  --branch=master \
  --flocker-version='' \


    test_create_container_with_ports ...                                   [OK]

Ran 1 tests in 14.102s

PASSED (successes=1)
--keep specified, not destroying nodes.
To run acceptance tests against these nodes, set the following environment variables:


In this case you can copy and paste the FLOCKER_ACCEPTANCE_HOSTNAME_TO_PUBLIC_ADDRESS value directly into the configuration file. E.g.

    - ["", ""]
    - ["", ""]

And then run the acceptance tests on those nodes using the following command:

./admin/run-acceptance-tests \
  --distribution=centos-7 \
  --provider=managed \
  --dataset-backend=aws \
  --branch=master \
  --flocker-version='' \

Test Cleanup

admin/run-acceptance-tests creates a number of test datasets. It will normally cleanup the test datasets and any cloud block devices that have been created. However, if there are bugs in the tests or if the process is killed it may leak volumes.

These volumes can be cleaned up using admin/cleanup_cloud_resources. The tool uses the credentials in an acceptance.yml file to destroy cloud block devices that are older than 30 minutes, and which belong to an acceptance testing cluster with a special the acceptance test cluster UUID containing a marker. The tool will destroy all matching cloud block devices on AWS and Rackspace. It will print a JSON encoded report of the block devices that have been destroyed and those that have been kept, to stdout.
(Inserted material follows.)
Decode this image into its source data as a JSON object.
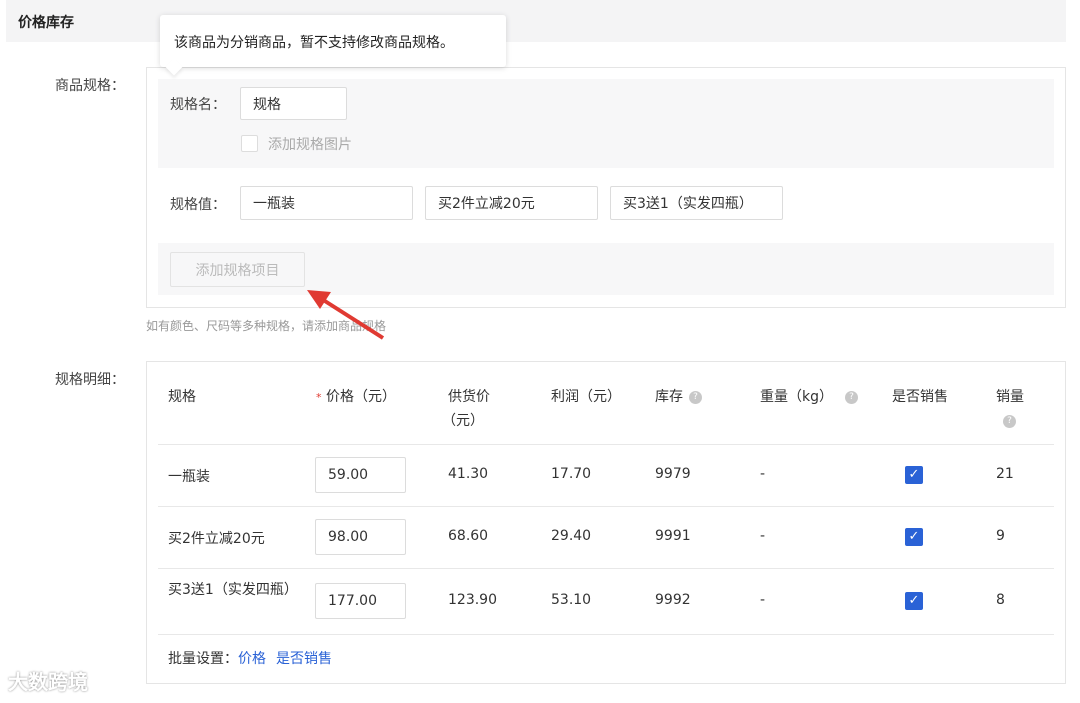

Run the command as follows:

./admin/cleanup_cloud_resources --config-file=$PWD/acceptance.yml

CloudFormation Installer Tests

There are tests for the Flocker CloudFormation installer. These tests will get AWS credentials from an acceptance.yml file. The acceptance.yml file format is described above.

You can run them as follows:

ACCEPTANCE_YAML=<Path to acceptance.yml containing AWS SSH key pair, access key, secret access token> \
VOLUMEHUB_TOKEN=<Volume Hub token or empty string> \
trial admin.test.test_installer

This will create a new CloudFormation stack and perform the tests on it.


By default, the stack will be destroyed once the tests are complete. You can keep the stack by setting KEEP_STACK=TRUE in your environment.

Alternatively, you can perform the tests on an existing stack with the following command:

AGENT_NODE1_IP=<IP address of first agent node> \
AGENT_NODE2_IP=<IP address of second agent node> \
CLIENT_NODE_IP=<IP address of client node> \
CONTROL_NODE_IP=<IP address of control service node> \
trial admin.test.test_installer